The situation will be even worse in the tropics, where people could be exposed to dangerous heat most days of the year. Days of “extremely dangerous heat” — which is defined as 51C (124F) — could double. Experts say those levels of heat push the limits of human survivability.
The projections were made under the assumption that average global temperatures will rise by 2 degrees Celsius, a cap set out in the 2015 Paris Agreement. The agreement says that a lower goal of 1.5C of warming is preferable, and there is growing momentum for the world to keep to 1.5C by making deeper and quicker cuts to greenhouse gas emissions.
“The record-breaking heat events of recent summers will become much more common in places like North America and Europe,” said lead author Lucas Vargas Zeppetello from Harvard University in a press release. “For many places close to the equator, by 2100 more than half the year will be a challenge to work outside, even if we begin to curb emissions.”
The study used the heat index, which considers both air temperature and humidity to measure the impact on heat on humans.
“These standards were first created for people working indoors in places like boiler rooms — they were not thought of as conditions that would happen in outdoor, ambient environments. But we are seeing them now,” Vargas Zeppetello said.
The world’s nations agreed at international climate talks in Glasgow, Scotland, last year to come to this year’s talks in Egypt with emissions reductions plans that align with the Paris Agreement. Several countries have missed deadlines to submit their updated plans.
The authors of the study said the world must find ways to adapt to the changing levels of heat to avoid a spike in illnesses, especially among elderly people, those who work outdoor and those with lower incomes.
Several European countries are poorly set up to deal with extreme heat. In the UK, for example, few people have air conditioning, trains were canceled and an airport runway melted during a days-long heat wave, where temperatures surpassed 40C for the first time on record.
The study looked at predictions from existing global climate models, projections for human population increases, and the relationship between economic growth and carbon emissions to establish how much and how quickly temperatures were expected to rise.
They also estimated that there was only a 0.1% chance of limiting warming to 1.5C by 2100, and that the world will likely approach 2C of warming as soon as 2050. Many countries and businesses are aiming to achieve net zero – where greehouse gas emissions are no greater than those removed from the atmosphere – by that same year.

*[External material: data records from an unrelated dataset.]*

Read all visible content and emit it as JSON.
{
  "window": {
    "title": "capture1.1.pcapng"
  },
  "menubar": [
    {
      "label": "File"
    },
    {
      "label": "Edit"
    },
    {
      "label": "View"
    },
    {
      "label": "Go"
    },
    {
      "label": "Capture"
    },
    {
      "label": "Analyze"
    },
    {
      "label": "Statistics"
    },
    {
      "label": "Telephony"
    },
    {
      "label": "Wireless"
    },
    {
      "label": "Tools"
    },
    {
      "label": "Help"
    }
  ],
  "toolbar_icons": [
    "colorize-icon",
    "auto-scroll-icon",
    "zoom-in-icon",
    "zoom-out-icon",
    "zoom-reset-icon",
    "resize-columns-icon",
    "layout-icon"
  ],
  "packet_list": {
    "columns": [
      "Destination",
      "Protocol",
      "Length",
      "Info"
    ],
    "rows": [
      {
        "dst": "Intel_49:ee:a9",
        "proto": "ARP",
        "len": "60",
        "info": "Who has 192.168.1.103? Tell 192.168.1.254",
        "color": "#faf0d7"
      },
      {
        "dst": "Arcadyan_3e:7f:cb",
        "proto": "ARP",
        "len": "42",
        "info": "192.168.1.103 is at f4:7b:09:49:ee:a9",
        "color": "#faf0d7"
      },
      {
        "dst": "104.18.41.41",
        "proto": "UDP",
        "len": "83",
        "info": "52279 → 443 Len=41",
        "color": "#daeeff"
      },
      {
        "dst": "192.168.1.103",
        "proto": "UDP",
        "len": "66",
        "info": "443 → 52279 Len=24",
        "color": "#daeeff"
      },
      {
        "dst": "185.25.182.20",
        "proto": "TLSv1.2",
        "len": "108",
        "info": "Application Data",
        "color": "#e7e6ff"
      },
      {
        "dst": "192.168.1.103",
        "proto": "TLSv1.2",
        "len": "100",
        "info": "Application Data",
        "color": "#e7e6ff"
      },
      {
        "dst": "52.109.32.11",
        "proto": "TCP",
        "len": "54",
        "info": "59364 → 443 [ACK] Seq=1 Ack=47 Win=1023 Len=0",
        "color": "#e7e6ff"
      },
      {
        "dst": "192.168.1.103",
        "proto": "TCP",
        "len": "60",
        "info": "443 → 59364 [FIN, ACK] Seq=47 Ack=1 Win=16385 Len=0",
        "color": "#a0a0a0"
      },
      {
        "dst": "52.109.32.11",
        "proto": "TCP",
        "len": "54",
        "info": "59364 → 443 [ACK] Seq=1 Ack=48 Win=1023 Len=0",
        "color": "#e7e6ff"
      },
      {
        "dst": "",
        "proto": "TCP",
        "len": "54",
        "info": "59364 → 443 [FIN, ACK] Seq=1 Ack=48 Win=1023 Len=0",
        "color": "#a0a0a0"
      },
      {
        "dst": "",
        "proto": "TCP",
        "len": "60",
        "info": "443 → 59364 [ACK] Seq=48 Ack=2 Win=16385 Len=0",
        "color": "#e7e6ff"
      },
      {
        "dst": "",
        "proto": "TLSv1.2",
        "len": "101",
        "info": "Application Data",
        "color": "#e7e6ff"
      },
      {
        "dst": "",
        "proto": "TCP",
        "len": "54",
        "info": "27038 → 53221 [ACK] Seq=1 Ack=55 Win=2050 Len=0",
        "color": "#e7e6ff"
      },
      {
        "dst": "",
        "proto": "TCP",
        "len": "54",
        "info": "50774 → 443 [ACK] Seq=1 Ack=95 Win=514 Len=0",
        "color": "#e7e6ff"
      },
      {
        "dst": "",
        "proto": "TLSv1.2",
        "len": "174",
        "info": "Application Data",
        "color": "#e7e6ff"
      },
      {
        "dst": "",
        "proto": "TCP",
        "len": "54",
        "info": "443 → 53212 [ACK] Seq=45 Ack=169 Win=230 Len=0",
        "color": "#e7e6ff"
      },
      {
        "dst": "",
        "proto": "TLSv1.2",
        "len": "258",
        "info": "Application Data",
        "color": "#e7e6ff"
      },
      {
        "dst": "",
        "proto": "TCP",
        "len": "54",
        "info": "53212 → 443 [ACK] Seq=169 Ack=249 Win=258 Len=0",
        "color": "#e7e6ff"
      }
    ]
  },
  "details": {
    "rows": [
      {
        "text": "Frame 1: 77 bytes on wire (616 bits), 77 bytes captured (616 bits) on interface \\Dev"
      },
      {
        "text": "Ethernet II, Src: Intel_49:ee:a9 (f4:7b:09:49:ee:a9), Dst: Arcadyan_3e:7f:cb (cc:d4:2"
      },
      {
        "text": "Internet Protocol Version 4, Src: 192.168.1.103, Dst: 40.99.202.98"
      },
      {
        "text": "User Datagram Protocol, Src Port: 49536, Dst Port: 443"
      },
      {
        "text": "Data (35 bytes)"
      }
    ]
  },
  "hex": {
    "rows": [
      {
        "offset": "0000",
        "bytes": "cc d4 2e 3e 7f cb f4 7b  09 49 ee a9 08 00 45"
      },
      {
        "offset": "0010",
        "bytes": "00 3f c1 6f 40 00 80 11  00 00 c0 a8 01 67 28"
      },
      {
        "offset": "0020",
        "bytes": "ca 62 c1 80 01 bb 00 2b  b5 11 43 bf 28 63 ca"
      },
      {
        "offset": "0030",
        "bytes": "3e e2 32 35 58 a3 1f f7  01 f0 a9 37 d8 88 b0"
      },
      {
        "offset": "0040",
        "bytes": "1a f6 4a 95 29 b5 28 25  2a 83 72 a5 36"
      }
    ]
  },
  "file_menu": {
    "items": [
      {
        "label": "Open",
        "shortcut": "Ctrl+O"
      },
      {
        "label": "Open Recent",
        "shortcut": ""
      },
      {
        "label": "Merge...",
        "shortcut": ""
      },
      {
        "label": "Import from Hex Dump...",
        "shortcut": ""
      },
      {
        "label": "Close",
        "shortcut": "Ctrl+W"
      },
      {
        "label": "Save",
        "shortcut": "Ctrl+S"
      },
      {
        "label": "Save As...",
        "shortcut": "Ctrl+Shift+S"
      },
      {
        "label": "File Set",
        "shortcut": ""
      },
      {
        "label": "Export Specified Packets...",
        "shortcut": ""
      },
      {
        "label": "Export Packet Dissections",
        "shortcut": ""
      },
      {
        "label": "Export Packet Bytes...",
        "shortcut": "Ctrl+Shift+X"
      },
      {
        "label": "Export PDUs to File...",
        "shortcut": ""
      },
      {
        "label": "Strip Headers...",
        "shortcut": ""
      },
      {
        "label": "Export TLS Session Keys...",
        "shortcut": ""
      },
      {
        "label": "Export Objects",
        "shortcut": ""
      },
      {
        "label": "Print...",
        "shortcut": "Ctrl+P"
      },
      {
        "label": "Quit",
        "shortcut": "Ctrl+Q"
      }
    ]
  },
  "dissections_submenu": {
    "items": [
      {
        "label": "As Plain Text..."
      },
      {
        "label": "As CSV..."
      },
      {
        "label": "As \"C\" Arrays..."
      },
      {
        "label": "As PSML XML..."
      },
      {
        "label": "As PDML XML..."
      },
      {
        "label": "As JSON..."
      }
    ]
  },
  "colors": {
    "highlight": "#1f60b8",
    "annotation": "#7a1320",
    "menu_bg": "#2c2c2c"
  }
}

“These are frightening scenarios that we still have the capacity to prevent,” Vargas Zeppetello said. “This study shows you the abyss, but it also shows you that we have some agency to prevent these scenarios from happening.”